Launched in 1997 from Cape Canaveral, Florida, the Cassini-Huygens mission took about seven years to reach the ringed planet. Made up of NASA's Cassini orbiter and the European Space Agency's Huygens probe, it gathered data that transformed our understanding of Saturn and its moons, and even gave us a tantalizing glimpse of Jupiter.

One of Cassini's most exciting revelations came in 2006, when scientists announced they had discovered evidence for liquid water on Saturn's moon, Enceladus. More than a decade of subsequent research into the strange satellite has fuelled speculation it could harbor alien life.

The last leg of Cassini's journey, dubbed the "Grand Finale" by NASA, saw the craft dip between the planet and its rings 22 times before plummeting to its death in the skies of Saturn.

Over its lifetime, Cassini's raw images provided the ingredients for a stunning window into Saturn and its moons. The spacecraft revealed the planet's rings like never before, and even captured the gas giant's dancing aurora in motion.
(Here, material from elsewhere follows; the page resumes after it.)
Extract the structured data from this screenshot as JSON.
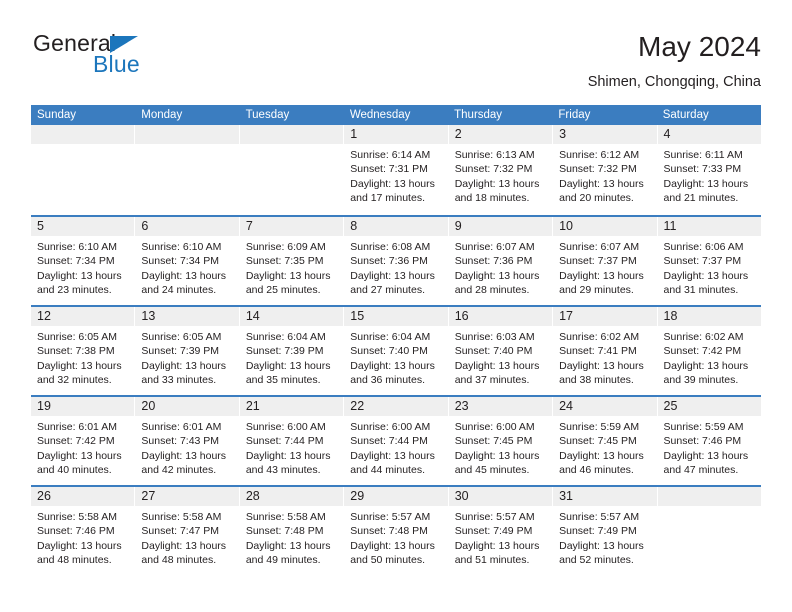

It's unclear how future investigations into the ringed planet will look. But there are plenty of exciting missions to other planets on the horizon. The European Space Agency and the Japan Aerospace Exploration Agency are set to launch a mission to Mercury later this year. In November, NASA's InSight craft is set to land on Mars, and in 2021, the Red Planet is set to welcome another trundling explorer to its dusty surface—the ExoMars Rover.